This was the stuff that heroes are made of and Robert was fast becoming that to both his crew and the world at large. One night, a crewman aloft on the rigging got into trouble high above the decking. Robert climbed up until he reached the stricken sailor. Over a period of several hours, they made the slow descent from this great height.

Unknown to Robert, live reports of this rescue were being telegraphed from the ship through the newly laid cable and to newspapers around the world. On arrival into port, Robert discovered he had become the world’s first ‘cable news celebrity’.

Promoted to captain of the Great Eastern in 1869 and earning the nickname ‘Mr Cable’, Robert would continue to make history as he and his crew successfully laid several more trans-oceanic telegraph cables around the world. France was linked to Newfoundland, India to Aden and to the Suez. After that, Robert was put in charge of a fleet of cable ships that linked up Madras to Penang to Singapore and Batavia, Australia was connected to New Zealand and the Dutch East Indies and finally Portugal to Madeira, Cape Verde and Brazil in 1874.

In total, he would lay an extraordinary 41,800km (the circumference of the world is 40,075km), linking up the world like no other at the time and making his endeavours one of the greatest feats and advancements in global communication. He was feted throughout the world; the Brazilian Emperor made him Knight of the Order of the Rose, France awarded him the Legion d’Honneur and he was elected a Fellow of the Royal Geographical Society.

Personal life


Robert Halpin commemorative stamp. Image copyright www.stu1967.com

Although ‘married to the sea’, Robert fell in love while in Newfoundland in 1866. There he met Jessie (Teresa) Munn and they married in 1873. The couple would have three daughters and, after the birth of their first in 1874, Robert decided to retire (or divorce) from the sea and live off his accumulated wealth.

In 1876, the family moved back to Roberts’s home town of Wicklow and built Tinakilly House, a mansion overlooking Wicklow bay. This house took four years to build and cost £40,000. It had space in the cellar for 2,000 bottles of wine and the stairs and landing were built to resemble the bridge of the Great Eastern.

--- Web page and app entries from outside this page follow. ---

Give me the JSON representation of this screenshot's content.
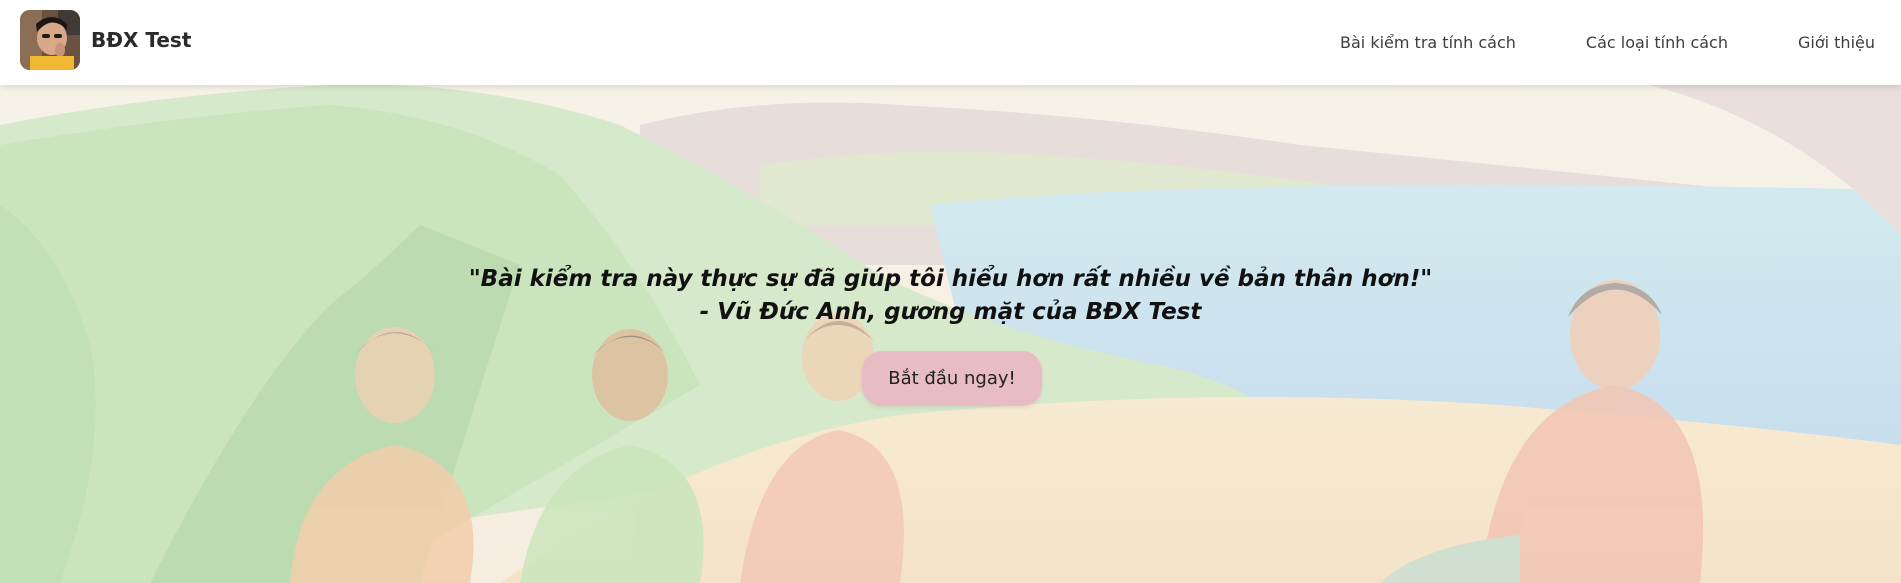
{
  "header": {
    "brand_name": "BĐX Test",
    "nav": [
      {
        "label": "Bài kiểm tra tính cách"
      },
      {
        "label": "Các loại tính cách"
      },
      {
        "label": "Giới thiệu"
      }
    ]
  },
  "hero": {
    "quote_line_1": "\"Bài kiểm tra này thực sự đã giúp tôi hiểu hơn rất nhiều về bản thân hơn!\"",
    "quote_line_2": "- Vũ Đức Anh, gương mặt của BĐX Test",
    "cta_label": "Bắt đầu ngay!"
  },
  "colors": {
    "cta_background": "#e8bcc3",
    "header_background": "#ffffff",
    "text": "#111111"
  }
}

It was here that he settled down into semi-retirement. A foray into national politics failed, but locally he became deputy lieutenant of the county and chair of Wicklow Harbour Board. For a man who stared death in the face so many times and lived, the circumstances of his demise were an anti-climax; he died in 1897 from a gangrenous toe aged just 57. At his funeral, the whole town mourned with flags being flown at half-mast, the local boats paying tribute and the largest cortege ever seen in the town.

The people of Wicklow town honoured his memory by erecting an obelisk in his honour the same year. Other organisations like the Merchant Seamen’s Guild honoured him by presenting Halpin memorial medals to the best swimmers at their orphanage.

In more recent times, the National Maritime Museum in Dún Laoghaire opened an exhibition containing many family donated artefacts. The ‘Halpin Room’ has been opened in Wicklow Gaol Museum and a Halpin Walking Trail is marked throughout the town. In addition, An Post commemorated Robert with a stamp in 2003.

It could be argued that the greatest posthumous honour created in his memory is that the National Maritime College of Ireland opened the HALPIN Centre for Research & Innovation in 2012. This centre is the primary naval research and innovation centre for the Irish state and leads ground-breaking research in the fields of maritime operations and mechatronics.



https://www.engineersjournal.ie/wp-content/uploads/2017/11/robert-halpin.jpghttps://www.engineersjournal.ie/wp-content/uploads/2017/11/robert-halpin-300x300.jpgDavid O'RiordanElecCommunications,heritage,marine,telecoms
In 1847, a young boy, not yet a teenager, stepped aboard a ship anchored off Wicklow town and began an adventure worthy of a Boy’s Own story. Nineteen years later, the young man, now a first officer on the biggest ship in the world, was performing a daring rescue...